members have spent the last two weeks fine-combing the $39.8 million 2012-2013 education budget. Superintendent Kevin Smith, Ph.D. said that there were no major surprises in most areas, but Board of Education members worry that the 4.98 percent increase could set taxpayers on edge.
“We are starting this budget with a $500,000 deficit,” Board of Education member Bryan Terzian said, referring to federal monies that the district received last year for salaries. The lack of that money will have to be paid from this year's budget.
Smith reports that this is the third year in a three year teacher's contract. “After having had no increases in the last two years, this is the year for the increase. If you look at the increases and average them over four years, it is only a two percent increase.”
The budget shows that most costs have remained relatively the same since last year, with dramatic increases seen in very few areas.
A 7.12 percent increase in benefits was the number negotiated with the unions.
The budget includes additional para-professionals and teachers, which Theresa D. Yonski, director of fiscal services, said has become critical because children with severe needs are increasing in the district. As the children move up in grades, their paras and aides move up with them, Yonsky said.
Superintendent Gary Chesley stated, “We haven't hired anybody in years.”
Line by line, the 460 budget, reflecting building and material costs, remains the same in many areas. Increases include aging materials, and Smith said, “We are facing an aging infrastructure.”
A 34 percent increase in furniture reflects replacement only. In questions produced by the Board of Education, Yonski replied that there was so much asbestos found during the renovation that money for furniture was reallocated elsewhere.
Terzian was concerned that replacing the furniture would be hard for taxpayers to accept. “We have to decide what is important in these unprecedented times,” he said.
Some of the items that need to be replaced include broken blinds, floors in the middle school are bubbling, seating in the auditorium needs to be replaced, stage curtains in the auditorium are losing their fire retardancy and will become a hazard and liability.
Bob Germinaro, supervisor of facility operation, said one school has twelve broken clocks. He recommended not replacing the clocks but finding a new system. The total cost he is seeking is only $389, evident of the boards's line by line examination of the budget.
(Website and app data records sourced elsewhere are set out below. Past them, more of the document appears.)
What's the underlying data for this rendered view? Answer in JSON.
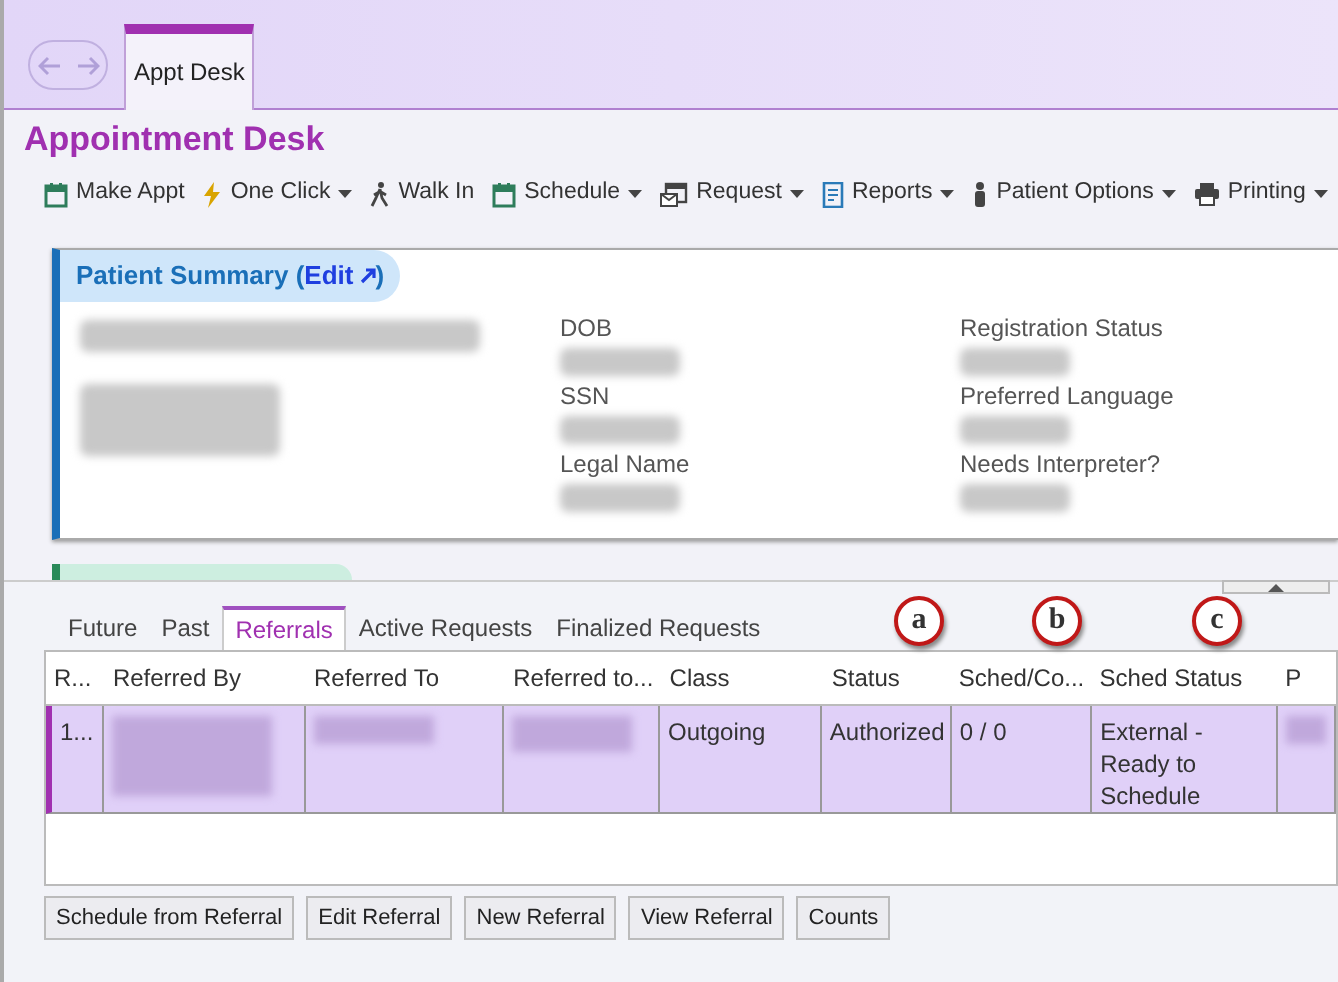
{
  "tabs": [
    {
      "label": "Appt Desk",
      "selected": true
    }
  ],
  "page_title": "Appointment Desk",
  "toolbar": [
    {
      "label": "Make Appt",
      "kind": "calendar",
      "dropdown": false
    },
    {
      "label": "One Click",
      "kind": "bolt",
      "dropdown": true
    },
    {
      "label": "Walk In",
      "kind": "walk",
      "dropdown": false
    },
    {
      "label": "Schedule",
      "kind": "calendar",
      "dropdown": true
    },
    {
      "label": "Request",
      "kind": "mail",
      "dropdown": true
    },
    {
      "label": "Reports",
      "kind": "report",
      "dropdown": true
    },
    {
      "label": "Patient Options",
      "kind": "person",
      "dropdown": true
    },
    {
      "label": "Printing",
      "kind": "printer",
      "dropdown": true
    }
  ],
  "patient_summary": {
    "title": "Patient Summary (",
    "edit_link": "Edit",
    "title_end": ")",
    "fields": [
      {
        "label": "DOB"
      },
      {
        "label": "SSN"
      },
      {
        "label": "Legal Name"
      },
      {
        "label": "Registration Status"
      },
      {
        "label": "Preferred Language"
      },
      {
        "label": "Needs Interpreter?"
      }
    ]
  },
  "lower_tabs": [
    {
      "label": "Future",
      "selected": false
    },
    {
      "label": "Past",
      "selected": false
    },
    {
      "label": "Referrals",
      "selected": true
    },
    {
      "label": "Active Requests",
      "selected": false
    },
    {
      "label": "Finalized Requests",
      "selected": false
    }
  ],
  "annotations": [
    "a",
    "b",
    "c"
  ],
  "table": {
    "columns": [
      "R...",
      "Referred By",
      "Referred To",
      "Referred to...",
      "Class",
      "Status",
      "Sched/Co...",
      "Sched Status",
      "P"
    ],
    "rows": [
      {
        "selected": true,
        "cells": [
          "1...",
          "",
          "",
          "",
          "Outgoing",
          "Authorized",
          "0 / 0",
          "External - Ready to Schedule",
          ""
        ]
      }
    ]
  },
  "buttons": [
    "Schedule from Referral",
    "Edit Referral",
    "New Referral",
    "View Referral",
    "Counts"
  ]
}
While not relevant this year, much of last year's snow removal in town was carried out through the school budget. Conversations revolved around whose responsibility it was to plow municipal areas.
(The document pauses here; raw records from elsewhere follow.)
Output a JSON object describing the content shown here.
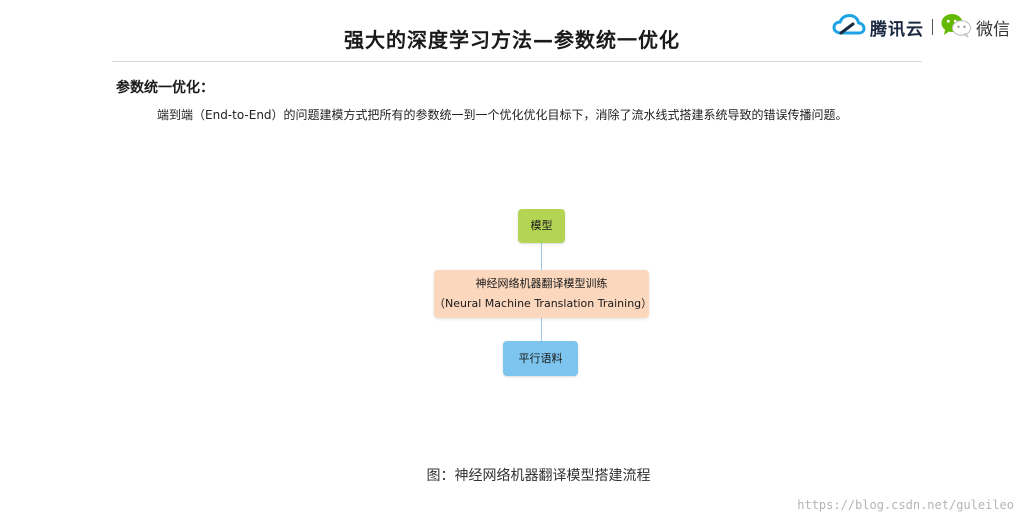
{
  "header": {
    "title": "强大的深度学习方法—参数统一优化",
    "brand": {
      "tencent_cloud_name": "腾讯云",
      "wechat_name": "微信",
      "tencent_cloud_icon": "tencent-cloud-logo-icon",
      "wechat_icon": "wechat-logo-icon",
      "colors": {
        "tencent_blue": "#1ea4e5",
        "tencent_navy": "#1b2a41",
        "wechat_green": "#62b900"
      }
    }
  },
  "section": {
    "heading": "参数统一优化：",
    "body": "端到端（End-to-End）的问题建模方式把所有的参数统一到一个优化优化目标下，消除了流水线式搭建系统导致的错误传播问题。"
  },
  "diagram": {
    "nodes": {
      "model": {
        "label": "模型",
        "color": "#b4d454"
      },
      "nmt_training": {
        "label_zh": "神经网络机器翻译模型训练",
        "label_en": "（Neural Machine Translation Training）",
        "color": "#fbd7bd"
      },
      "parallel_corpus": {
        "label": "平行语料",
        "color": "#7dc5ee"
      }
    },
    "connector_color": "#9ec9e6",
    "caption": "图：神经网络机器翻译模型搭建流程"
  },
  "watermark": {
    "text": "https://blog.csdn.net/guleileo"
  }
}
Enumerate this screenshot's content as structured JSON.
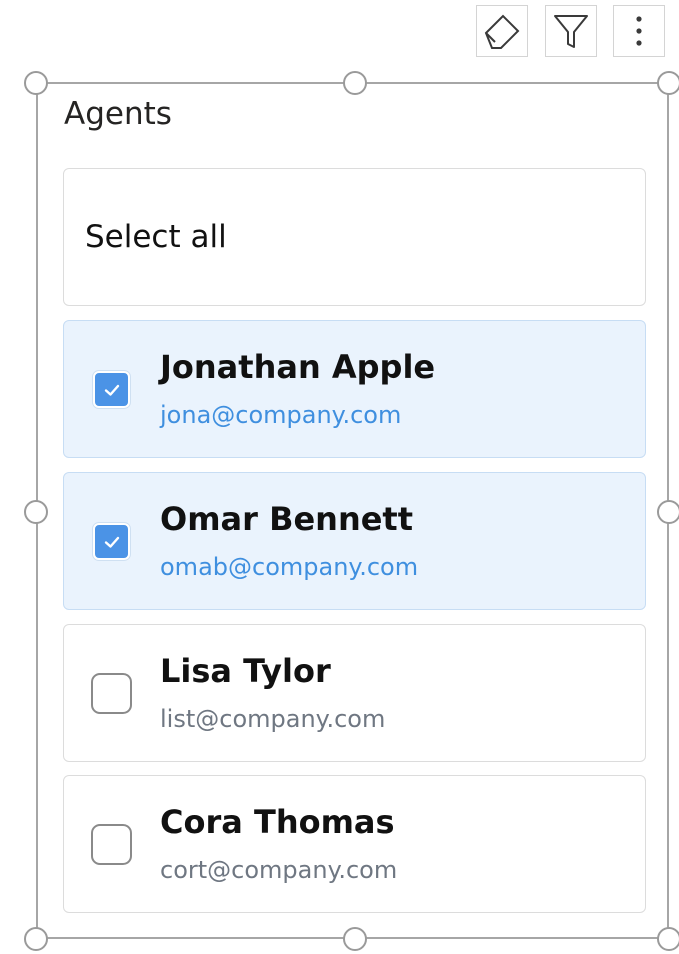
{
  "toolbar": {
    "items": [
      {
        "icon": "eraser-icon"
      },
      {
        "icon": "filter-icon"
      },
      {
        "icon": "more-vertical-icon"
      }
    ]
  },
  "panel": {
    "title": "Agents",
    "select_all_label": "Select all",
    "agents": [
      {
        "name": "Jonathan Apple",
        "email": "jona@company.com",
        "checked": true
      },
      {
        "name": "Omar Bennett",
        "email": "omab@company.com",
        "checked": true
      },
      {
        "name": "Lisa Tylor",
        "email": "list@company.com",
        "checked": false
      },
      {
        "name": "Cora Thomas",
        "email": "cort@company.com",
        "checked": false
      }
    ]
  },
  "colors": {
    "selected_background": "#eaf3fd",
    "checkbox_checked": "#4b93e6",
    "selected_email": "#3f8fdf",
    "frame_border": "#a6a6a6"
  }
}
The budget for technology showed no increase. Smart boards are in use within the classrooms, and while no additional spending was requested, the importance of having students technologically savvy was critical. The board discussed not hiring more teachers from Western State Connecticut University if their students are not up to date technologically.
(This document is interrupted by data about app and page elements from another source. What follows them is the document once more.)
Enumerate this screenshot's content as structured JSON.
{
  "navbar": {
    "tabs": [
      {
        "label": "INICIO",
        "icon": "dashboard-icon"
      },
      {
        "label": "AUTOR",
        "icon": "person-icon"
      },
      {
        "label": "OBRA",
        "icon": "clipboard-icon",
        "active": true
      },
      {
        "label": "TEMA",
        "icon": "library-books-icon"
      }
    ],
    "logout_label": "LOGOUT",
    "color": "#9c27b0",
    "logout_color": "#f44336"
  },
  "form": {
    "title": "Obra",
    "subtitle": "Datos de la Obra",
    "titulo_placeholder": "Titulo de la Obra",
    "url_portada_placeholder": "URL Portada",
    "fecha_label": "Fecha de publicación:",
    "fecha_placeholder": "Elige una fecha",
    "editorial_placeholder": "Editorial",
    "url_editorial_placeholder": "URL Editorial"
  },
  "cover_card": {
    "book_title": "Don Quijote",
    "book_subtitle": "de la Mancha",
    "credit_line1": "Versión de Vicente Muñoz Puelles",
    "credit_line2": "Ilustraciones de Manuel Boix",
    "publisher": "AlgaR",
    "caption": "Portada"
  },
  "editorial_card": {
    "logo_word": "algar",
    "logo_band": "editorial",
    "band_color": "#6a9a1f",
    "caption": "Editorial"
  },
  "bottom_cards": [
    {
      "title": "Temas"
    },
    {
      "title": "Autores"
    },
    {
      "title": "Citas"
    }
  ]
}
BOE member have submitted more than 60 questions about the budget.
Superintendent Smith defended the budget and said, “We are a very high achieving district and it's not by accident. Our budget is the financial expression of our vision. One of the significant realities is the complexity of educating the special education kids. It is very costly, but these children have a right to this kind of an education and we are doing a very profound job with them. And that requires highly trained people.”